### EXERCISE DESCRIPTION
Do not include the pictures; repeat the rest of the data exactly.

### MATERIAL PROVIDED

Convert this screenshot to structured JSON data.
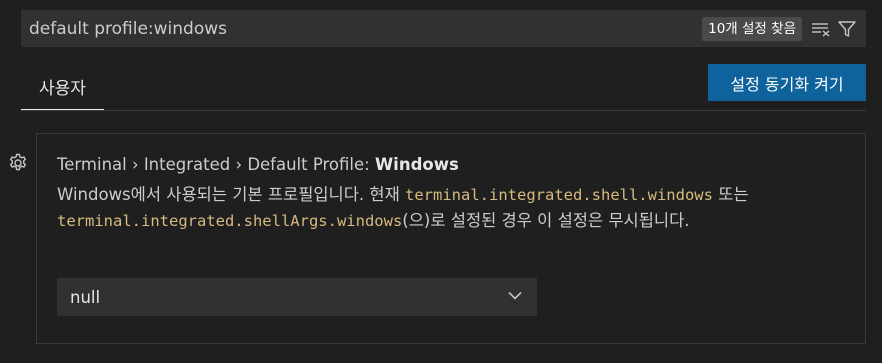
{
  "search": {
    "value": "default profile:windows",
    "results_badge": "10개 설정 찾음",
    "clear_filter_icon": "clear-filter-icon",
    "filter_icon": "filter-icon"
  },
  "tabs": [
    {
      "label": "사용자",
      "active": true
    }
  ],
  "sync_button": {
    "label": "설정 동기화 켜기"
  },
  "setting": {
    "breadcrumb": "Terminal › Integrated › Default Profile: ",
    "name": "Windows",
    "desc_part1": "Windows에서 사용되는 기본 프로필입니다. 현재 ",
    "desc_code1": "terminal.integrated.shell.windows",
    "desc_part2": " 또는 ",
    "desc_code2": "terminal.integrated.shellArgs.windows",
    "desc_part3": "(으)로 설정된 경우 이 설정은 무시됩니다.",
    "select_value": "null",
    "gear_icon": "gear-icon"
  },
  "colors": {
    "background": "#1f1f1f",
    "input_bg": "#313131",
    "accent_button": "#0e639c",
    "code_text": "#d7ba7d"
  }
}
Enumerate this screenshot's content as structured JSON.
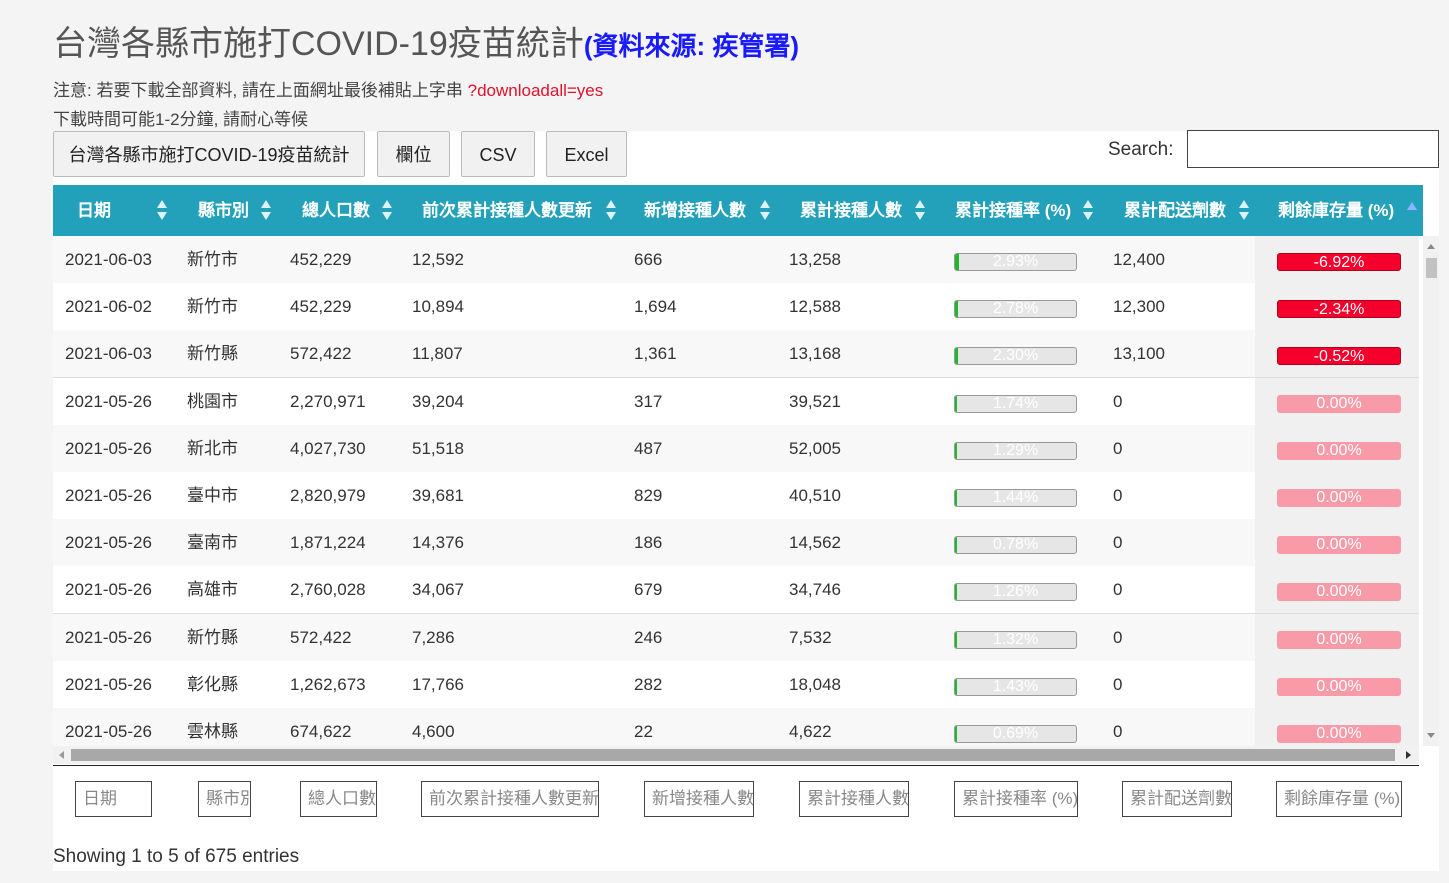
{
  "header": {
    "title": "台灣各縣市施打COVID-19疫苗統計",
    "source": "(資料來源: 疾管署)",
    "notice_prefix": "注意: 若要下載全部資料, 請在上面網址最後補貼上字串 ",
    "notice_param": "?downloadall=yes",
    "notice_line2": "下載時間可能1-2分鐘, 請耐心等候"
  },
  "toolbar": {
    "buttons": [
      "台灣各縣市施打COVID-19疫苗統計",
      "欄位",
      "CSV",
      "Excel"
    ],
    "search_label": "Search:",
    "search_value": ""
  },
  "table": {
    "columns": [
      "日期",
      "縣市別",
      "總人口數",
      "前次累計接種人數更新",
      "新增接種人數",
      "累計接種人數",
      "累計接種率 (%)",
      "累計配送劑數",
      "剩餘庫存量 (%)"
    ],
    "sorted_column": "剩餘庫存量 (%)",
    "rows": [
      {
        "date": "2021-06-03",
        "city": "新竹市",
        "pop": "452,229",
        "prev": "12,592",
        "new": "666",
        "total": "13,258",
        "rate": "2.93%",
        "rate_value": 2.93,
        "delivered": "12,400",
        "stock": "-6.92%",
        "stock_value": -6.92
      },
      {
        "date": "2021-06-02",
        "city": "新竹市",
        "pop": "452,229",
        "prev": "10,894",
        "new": "1,694",
        "total": "12,588",
        "rate": "2.78%",
        "rate_value": 2.78,
        "delivered": "12,300",
        "stock": "-2.34%",
        "stock_value": -2.34
      },
      {
        "date": "2021-06-03",
        "city": "新竹縣",
        "pop": "572,422",
        "prev": "11,807",
        "new": "1,361",
        "total": "13,168",
        "rate": "2.30%",
        "rate_value": 2.3,
        "delivered": "13,100",
        "stock": "-0.52%",
        "stock_value": -0.52
      },
      {
        "date": "2021-05-26",
        "city": "桃園市",
        "pop": "2,270,971",
        "prev": "39,204",
        "new": "317",
        "total": "39,521",
        "rate": "1.74%",
        "rate_value": 1.74,
        "delivered": "0",
        "stock": "0.00%",
        "stock_value": 0
      },
      {
        "date": "2021-05-26",
        "city": "新北市",
        "pop": "4,027,730",
        "prev": "51,518",
        "new": "487",
        "total": "52,005",
        "rate": "1.29%",
        "rate_value": 1.29,
        "delivered": "0",
        "stock": "0.00%",
        "stock_value": 0
      },
      {
        "date": "2021-05-26",
        "city": "臺中市",
        "pop": "2,820,979",
        "prev": "39,681",
        "new": "829",
        "total": "40,510",
        "rate": "1.44%",
        "rate_value": 1.44,
        "delivered": "0",
        "stock": "0.00%",
        "stock_value": 0
      },
      {
        "date": "2021-05-26",
        "city": "臺南市",
        "pop": "1,871,224",
        "prev": "14,376",
        "new": "186",
        "total": "14,562",
        "rate": "0.78%",
        "rate_value": 0.78,
        "delivered": "0",
        "stock": "0.00%",
        "stock_value": 0
      },
      {
        "date": "2021-05-26",
        "city": "高雄市",
        "pop": "2,760,028",
        "prev": "34,067",
        "new": "679",
        "total": "34,746",
        "rate": "1.26%",
        "rate_value": 1.26,
        "delivered": "0",
        "stock": "0.00%",
        "stock_value": 0
      },
      {
        "date": "2021-05-26",
        "city": "新竹縣",
        "pop": "572,422",
        "prev": "7,286",
        "new": "246",
        "total": "7,532",
        "rate": "1.32%",
        "rate_value": 1.32,
        "delivered": "0",
        "stock": "0.00%",
        "stock_value": 0
      },
      {
        "date": "2021-05-26",
        "city": "彰化縣",
        "pop": "1,262,673",
        "prev": "17,766",
        "new": "282",
        "total": "18,048",
        "rate": "1.43%",
        "rate_value": 1.43,
        "delivered": "0",
        "stock": "0.00%",
        "stock_value": 0
      },
      {
        "date": "2021-05-26",
        "city": "雲林縣",
        "pop": "674,622",
        "prev": "4,600",
        "new": "22",
        "total": "4,622",
        "rate": "0.69%",
        "rate_value": 0.69,
        "delivered": "0",
        "stock": "0.00%",
        "stock_value": 0
      }
    ],
    "filter_placeholders": [
      "日期",
      "縣市別",
      "總人口數",
      "前次累計接種人數更新",
      "新增接種人數",
      "累計接種人數",
      "累計接種率 (%)",
      "累計配送劑數",
      "剩餘庫存量 (%)"
    ]
  },
  "footer": {
    "info": "Showing 1 to 5 of 675 entries"
  },
  "colors": {
    "header_bg": "#23a1bb",
    "source_text": "#1a1aff",
    "notice_param": "#e0122c",
    "rate_fill": "#1fb82a",
    "stock_negative": "#f5002d",
    "stock_zero": "#f99aa9"
  }
}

### WRITTEN ANSWER
Convert this screenshot to structured JSON data.
{
  "search": {
    "value": "default profile:windows",
    "results_badge": "10개 설정 찾음",
    "clear_filter_icon": "clear-filter-icon",
    "filter_icon": "filter-icon"
  },
  "tabs": [
    {
      "label": "사용자",
      "active": true
    }
  ],
  "sync_button": {
    "label": "설정 동기화 켜기"
  },
  "setting": {
    "breadcrumb": "Terminal › Integrated › Default Profile: ",
    "name": "Windows",
    "desc_part1": "Windows에서 사용되는 기본 프로필입니다. 현재 ",
    "desc_code1": "terminal.integrated.shell.windows",
    "desc_part2": " 또는 ",
    "desc_code2": "terminal.integrated.shellArgs.windows",
    "desc_part3": "(으)로 설정된 경우 이 설정은 무시됩니다.",
    "select_value": "null",
    "gear_icon": "gear-icon"
  },
  "colors": {
    "background": "#1f1f1f",
    "input_bg": "#313131",
    "accent_button": "#0e639c",
    "code_text": "#d7ba7d"
  }
}
Enumerate this screenshot's content as structured JSON.
{
  "header": {
    "title": "台灣各縣市施打COVID-19疫苗統計",
    "source": "(資料來源: 疾管署)",
    "notice_prefix": "注意: 若要下載全部資料, 請在上面網址最後補貼上字串 ",
    "notice_param": "?downloadall=yes",
    "notice_line2": "下載時間可能1-2分鐘, 請耐心等候"
  },
  "toolbar": {
    "buttons": [
      "台灣各縣市施打COVID-19疫苗統計",
      "欄位",
      "CSV",
      "Excel"
    ],
    "search_label": "Search:",
    "search_value": ""
  },
  "table": {
    "columns": [
      "日期",
      "縣市別",
      "總人口數",
      "前次累計接種人數更新",
      "新增接種人數",
      "累計接種人數",
      "累計接種率 (%)",
      "累計配送劑數",
      "剩餘庫存量 (%)"
    ],
    "sorted_column": "剩餘庫存量 (%)",
    "rows": [
      {
        "date": "2021-06-03",
        "city": "新竹市",
        "pop": "452,229",
        "prev": "12,592",
        "new": "666",
        "total": "13,258",
        "rate": "2.93%",
        "rate_value": 2.93,
        "delivered": "12,400",
        "stock": "-6.92%",
        "stock_value": -6.92
      },
      {
        "date": "2021-06-02",
        "city": "新竹市",
        "pop": "452,229",
        "prev": "10,894",
        "new": "1,694",
        "total": "12,588",
        "rate": "2.78%",
        "rate_value": 2.78,
        "delivered": "12,300",
        "stock": "-2.34%",
        "stock_value": -2.34
      },
      {
        "date": "2021-06-03",
        "city": "新竹縣",
        "pop": "572,422",
        "prev": "11,807",
        "new": "1,361",
        "total": "13,168",
        "rate": "2.30%",
        "rate_value": 2.3,
        "delivered": "13,100",
        "stock": "-0.52%",
        "stock_value": -0.52
      },
      {
        "date": "2021-05-26",
        "city": "桃園市",
        "pop": "2,270,971",
        "prev": "39,204",
        "new": "317",
        "total": "39,521",
        "rate": "1.74%",
        "rate_value": 1.74,
        "delivered": "0",
        "stock": "0.00%",
        "stock_value": 0
      },
      {
        "date": "2021-05-26",
        "city": "新北市",
        "pop": "4,027,730",
        "prev": "51,518",
        "new": "487",
        "total": "52,005",
        "rate": "1.29%",
        "rate_value": 1.29,
        "delivered": "0",
        "stock": "0.00%",
        "stock_value": 0
      },
      {
        "date": "2021-05-26",
        "city": "臺中市",
        "pop": "2,820,979",
        "prev": "39,681",
        "new": "829",
        "total": "40,510",
        "rate": "1.44%",
        "rate_value": 1.44,
        "delivered": "0",
        "stock": "0.00%",
        "stock_value": 0
      },
      {
        "date": "2021-05-26",
        "city": "臺南市",
        "pop": "1,871,224",
        "prev": "14,376",
        "new": "186",
        "total": "14,562",
        "rate": "0.78%",
        "rate_value": 0.78,
        "delivered": "0",
        "stock": "0.00%",
        "stock_value": 0
      },
      {
        "date": "2021-05-26",
        "city": "高雄市",
        "pop": "2,760,028",
        "prev": "34,067",
        "new": "679",
        "total": "34,746",
        "rate": "1.26%",
        "rate_value": 1.26,
        "delivered": "0",
        "stock": "0.00%",
        "stock_value": 0
      },
      {
        "date": "2021-05-26",
        "city": "新竹縣",
        "pop": "572,422",
        "prev": "7,286",
        "new": "246",
        "total": "7,532",
        "rate": "1.32%",
        "rate_value": 1.32,
        "delivered": "0",
        "stock": "0.00%",
        "stock_value": 0
      },
      {
        "date": "2021-05-26",
        "city": "彰化縣",
        "pop": "1,262,673",
        "prev": "17,766",
        "new": "282",
        "total": "18,048",
        "rate": "1.43%",
        "rate_value": 1.43,
        "delivered": "0",
        "stock": "0.00%",
        "stock_value": 0
      },
      {
        "date": "2021-05-26",
        "city": "雲林縣",
        "pop": "674,622",
        "prev": "4,600",
        "new": "22",
        "total": "4,622",
        "rate": "0.69%",
        "rate_value": 0.69,
        "delivered": "0",
        "stock": "0.00%",
        "stock_value": 0
      }
    ],
    "filter_placeholders": [
      "日期",
      "縣市別",
      "總人口數",
      "前次累計接種人數更新",
      "新增接種人數",
      "累計接種人數",
      "累計接種率 (%)",
      "累計配送劑數",
      "剩餘庫存量 (%)"
    ]
  },
  "footer": {
    "info": "Showing 1 to 5 of 675 entries"
  },
  "colors": {
    "header_bg": "#23a1bb",
    "source_text": "#1a1aff",
    "notice_param": "#e0122c",
    "rate_fill": "#1fb82a",
    "stock_negative": "#f5002d",
    "stock_zero": "#f99aa9"
  }
}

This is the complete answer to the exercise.